The recent happenings in Kenya call for sober reflection on the nature of our democracy, and by extension, our political culture. When we champion ourselves as a model of democracy in (East) Africa, is that an accurate description? Could it be that we are self-delusional?
As Marcus Tullius Cicero keenly noted, salus populi suprema lex esto (the welfare of the people is the final law). Anything short of this degenerates into what Fareed Zakaria and Muslim scholar Shadi Hamid classify as illiberal democracy. Herein lies the true state of Kenya’s political self-understanding. In an illiberal democracy the politician’s deified voice, masquerading as a champion for freedom, towers over the people emasculating their needs in the quest for self- preservation.
In Temptations of Power, Hamid conveys a clinching argument regarding constitutional liberalism. Namely, constitutional liberalism offers a stark contrast to naively championed and disfigured democracy. It encapsulates a bundle of possibilities reflected through free and fair elections, rule of law, and a variety of inalienable liberties. Yet, in the Kenyan democratic space, such bundles are often dislocated from their constitutional moorings, hence illiberal democracy. For Hamid, such illiberalism is “a byproduct of a more basic, naked desire to consolidate power.”

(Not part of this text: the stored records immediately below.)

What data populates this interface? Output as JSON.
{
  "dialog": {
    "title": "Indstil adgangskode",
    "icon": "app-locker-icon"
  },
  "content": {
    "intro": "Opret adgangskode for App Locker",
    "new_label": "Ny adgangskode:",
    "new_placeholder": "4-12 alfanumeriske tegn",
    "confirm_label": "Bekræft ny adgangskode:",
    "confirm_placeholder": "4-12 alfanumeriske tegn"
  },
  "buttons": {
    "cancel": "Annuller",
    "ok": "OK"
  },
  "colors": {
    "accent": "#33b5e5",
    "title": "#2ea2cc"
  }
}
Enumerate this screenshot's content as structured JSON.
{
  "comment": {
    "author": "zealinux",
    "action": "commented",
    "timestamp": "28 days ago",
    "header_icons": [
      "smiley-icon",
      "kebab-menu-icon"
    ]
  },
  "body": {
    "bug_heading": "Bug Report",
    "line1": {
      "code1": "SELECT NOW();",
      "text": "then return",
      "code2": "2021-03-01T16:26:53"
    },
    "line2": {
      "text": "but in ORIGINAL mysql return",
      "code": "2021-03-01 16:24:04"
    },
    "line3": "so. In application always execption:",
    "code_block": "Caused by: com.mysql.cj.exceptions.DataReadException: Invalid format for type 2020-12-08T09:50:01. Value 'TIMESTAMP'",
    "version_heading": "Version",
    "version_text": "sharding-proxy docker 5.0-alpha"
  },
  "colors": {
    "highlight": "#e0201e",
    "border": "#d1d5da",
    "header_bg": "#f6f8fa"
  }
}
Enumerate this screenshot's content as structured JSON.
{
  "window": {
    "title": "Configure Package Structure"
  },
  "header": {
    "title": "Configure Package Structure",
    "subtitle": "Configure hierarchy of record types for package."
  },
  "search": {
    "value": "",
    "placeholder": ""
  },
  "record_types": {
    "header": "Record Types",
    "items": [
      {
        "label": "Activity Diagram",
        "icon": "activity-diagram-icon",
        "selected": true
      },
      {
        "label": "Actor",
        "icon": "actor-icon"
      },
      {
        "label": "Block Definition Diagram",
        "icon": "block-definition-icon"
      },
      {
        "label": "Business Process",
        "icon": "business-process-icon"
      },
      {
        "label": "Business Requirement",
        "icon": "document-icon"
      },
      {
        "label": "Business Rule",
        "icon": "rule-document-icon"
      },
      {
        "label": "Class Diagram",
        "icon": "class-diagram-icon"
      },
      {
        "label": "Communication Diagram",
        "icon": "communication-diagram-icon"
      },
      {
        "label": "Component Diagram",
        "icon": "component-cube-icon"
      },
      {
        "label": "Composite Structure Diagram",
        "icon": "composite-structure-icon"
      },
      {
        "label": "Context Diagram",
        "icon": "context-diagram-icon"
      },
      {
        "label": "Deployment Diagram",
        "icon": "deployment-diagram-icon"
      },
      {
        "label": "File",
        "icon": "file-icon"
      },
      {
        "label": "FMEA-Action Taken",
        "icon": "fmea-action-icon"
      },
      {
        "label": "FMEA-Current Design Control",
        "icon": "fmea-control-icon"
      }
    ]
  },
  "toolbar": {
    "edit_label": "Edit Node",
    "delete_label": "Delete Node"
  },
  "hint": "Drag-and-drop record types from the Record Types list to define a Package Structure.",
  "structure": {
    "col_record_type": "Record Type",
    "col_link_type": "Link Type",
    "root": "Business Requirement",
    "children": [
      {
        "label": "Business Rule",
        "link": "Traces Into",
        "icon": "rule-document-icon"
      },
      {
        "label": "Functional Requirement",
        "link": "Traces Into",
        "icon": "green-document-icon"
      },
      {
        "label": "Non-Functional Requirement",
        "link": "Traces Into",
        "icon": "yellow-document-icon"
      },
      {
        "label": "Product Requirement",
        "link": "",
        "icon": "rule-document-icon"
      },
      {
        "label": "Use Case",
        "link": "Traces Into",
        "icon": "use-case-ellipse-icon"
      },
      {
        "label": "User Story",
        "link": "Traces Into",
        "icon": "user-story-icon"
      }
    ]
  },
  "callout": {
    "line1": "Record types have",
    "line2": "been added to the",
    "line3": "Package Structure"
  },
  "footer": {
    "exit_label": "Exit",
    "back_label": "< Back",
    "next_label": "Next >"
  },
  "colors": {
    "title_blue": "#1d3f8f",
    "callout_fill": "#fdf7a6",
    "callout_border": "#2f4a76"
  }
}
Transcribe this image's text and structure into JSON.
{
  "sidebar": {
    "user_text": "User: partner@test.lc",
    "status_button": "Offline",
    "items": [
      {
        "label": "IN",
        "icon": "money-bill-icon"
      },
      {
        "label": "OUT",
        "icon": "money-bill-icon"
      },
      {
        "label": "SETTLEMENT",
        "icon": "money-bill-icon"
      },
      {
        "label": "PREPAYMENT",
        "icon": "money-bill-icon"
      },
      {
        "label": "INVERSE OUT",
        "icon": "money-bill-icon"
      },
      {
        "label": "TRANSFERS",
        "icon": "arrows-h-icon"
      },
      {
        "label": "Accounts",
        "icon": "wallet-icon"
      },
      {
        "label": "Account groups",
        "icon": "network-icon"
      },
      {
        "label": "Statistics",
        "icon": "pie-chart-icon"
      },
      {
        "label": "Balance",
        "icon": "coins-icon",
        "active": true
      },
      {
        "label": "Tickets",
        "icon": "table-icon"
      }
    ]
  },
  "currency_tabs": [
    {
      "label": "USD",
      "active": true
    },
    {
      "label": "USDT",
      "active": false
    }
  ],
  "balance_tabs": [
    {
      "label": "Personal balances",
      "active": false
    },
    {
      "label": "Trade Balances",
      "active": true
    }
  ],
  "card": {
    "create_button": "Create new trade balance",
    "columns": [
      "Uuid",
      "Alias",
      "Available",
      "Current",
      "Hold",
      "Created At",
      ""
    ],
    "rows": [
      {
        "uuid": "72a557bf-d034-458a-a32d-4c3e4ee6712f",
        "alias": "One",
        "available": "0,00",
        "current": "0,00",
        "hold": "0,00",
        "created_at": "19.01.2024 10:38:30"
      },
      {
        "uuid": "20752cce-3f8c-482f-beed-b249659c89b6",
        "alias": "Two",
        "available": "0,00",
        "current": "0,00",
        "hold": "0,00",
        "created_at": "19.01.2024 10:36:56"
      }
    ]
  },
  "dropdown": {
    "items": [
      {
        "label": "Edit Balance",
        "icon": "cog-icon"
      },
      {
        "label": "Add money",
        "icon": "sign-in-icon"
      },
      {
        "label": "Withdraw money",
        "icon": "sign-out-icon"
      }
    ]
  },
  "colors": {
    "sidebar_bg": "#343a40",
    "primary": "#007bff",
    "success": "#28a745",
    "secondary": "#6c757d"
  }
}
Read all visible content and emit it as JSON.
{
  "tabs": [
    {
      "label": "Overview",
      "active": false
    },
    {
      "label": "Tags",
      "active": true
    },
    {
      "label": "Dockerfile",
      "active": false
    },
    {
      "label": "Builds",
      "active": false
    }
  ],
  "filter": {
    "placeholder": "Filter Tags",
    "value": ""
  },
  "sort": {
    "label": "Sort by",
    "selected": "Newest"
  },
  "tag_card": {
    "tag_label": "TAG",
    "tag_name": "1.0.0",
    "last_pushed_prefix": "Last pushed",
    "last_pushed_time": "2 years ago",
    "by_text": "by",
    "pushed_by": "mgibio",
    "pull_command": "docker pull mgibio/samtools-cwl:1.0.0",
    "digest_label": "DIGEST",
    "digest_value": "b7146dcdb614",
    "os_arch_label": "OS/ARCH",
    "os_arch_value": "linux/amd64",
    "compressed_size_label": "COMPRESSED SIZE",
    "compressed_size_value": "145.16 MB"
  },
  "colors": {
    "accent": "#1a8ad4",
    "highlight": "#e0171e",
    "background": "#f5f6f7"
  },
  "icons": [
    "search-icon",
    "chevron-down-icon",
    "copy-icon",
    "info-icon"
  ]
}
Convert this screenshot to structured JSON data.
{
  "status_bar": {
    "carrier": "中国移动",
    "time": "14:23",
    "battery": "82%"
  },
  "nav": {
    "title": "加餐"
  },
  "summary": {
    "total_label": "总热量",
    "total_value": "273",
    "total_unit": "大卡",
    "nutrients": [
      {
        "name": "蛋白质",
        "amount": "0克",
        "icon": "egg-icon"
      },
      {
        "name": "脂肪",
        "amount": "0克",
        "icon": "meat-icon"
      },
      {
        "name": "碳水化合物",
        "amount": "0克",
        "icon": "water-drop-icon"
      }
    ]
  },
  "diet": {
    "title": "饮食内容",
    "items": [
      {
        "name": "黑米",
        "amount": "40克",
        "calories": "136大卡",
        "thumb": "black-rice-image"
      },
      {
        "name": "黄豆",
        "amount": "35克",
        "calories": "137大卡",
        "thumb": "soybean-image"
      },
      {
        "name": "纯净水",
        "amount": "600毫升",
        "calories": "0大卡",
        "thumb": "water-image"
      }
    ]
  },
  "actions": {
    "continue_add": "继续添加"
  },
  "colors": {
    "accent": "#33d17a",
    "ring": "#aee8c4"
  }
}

In an illiberal democracy, issues are lost at the expense of political posturing, and self-aggrandizement. Equally overwhelming is the fact that illiberalism begets a political culture suffering from a dearth of ideological insights. Recent events in Kenya i.e., a mock coronation and heavy handedness from the government, are all veritable signposts of a power hungry and deeply insensitive political culture. Of course, its natural progeny is illiberal democracy. That the opposition sees it fit to carry out a mock coronation really typifies Kenya’s never ending electioneering period.
Conversely, the government’s tyrannical antics is emblematic of a system hamstrung by rabid concerns of illegitimacy. In such a balkanized political culture, the dynamics play out via an ill-conceived social calculus that severely oppresses the ordinary citizen (Wanjiku) i.e., even as Wanjiku becomes the infantry man/woman carrying out the politicians’ wishes, while clamoring for handouts. Herein, the politician’s elevated status beguiles Wanjiku into feeding on ethnocentric vitriol, while pandering to divisive political rhetoric. This is true of Wanjiku, whether living in shanty towns or hallowed middle class enclosures. While the former bear placards and hurl stones, the latter spew ethnic shades and narrow-minded ideology by hiding behind the social media pulpit. Sadly, this political melodrama occurs against a vicious and unforgiving poverty cycle.
What the Kenyan citizenry needs to do this time round is to call close ranks in order to robustly champion our collective self-interest. Rather than pandering to the whims of ethnic warlords, in our quest for nation building, Kenyans should aggressively interrogate the governing party’s policies, actively challenge the opposition to develop an alternative agenda, and keenly engage civil society to agitate for their rights.
Liberal democracy flourishes when constitutional regards are vouchsafed. This frees Wanjiku to access an overlapping bundle of socio-political, cultural and economic entitlements, which eventually translate to human development. Citizen’s welfare and constitutionalism become guiding and transformative signpost in the quest for political agitation. Because liberal democracy is founded on the principles of trust, accountability and transparency, it unites government, political players (opposition), and citizenry in an equal social contract. Ultimately, and borrowing from evangelical sensibilities, it strives to ensure that the voice of Wanjiku is not only the final law, but also, the voice of God (Vox populi Vox dei). So, which one is it, liberal or illiberal democracy? So far, political intrigues and citizen inaction point to the latter.
“My writing seeks to evoke a sense of urgency and activism from the general public, by exploring the intersections of current social issues, and how they impinge on citizen welfare. My writing attempts to negate a political culture that reduces Africans to marginal actors, while affirming positive from the African public.”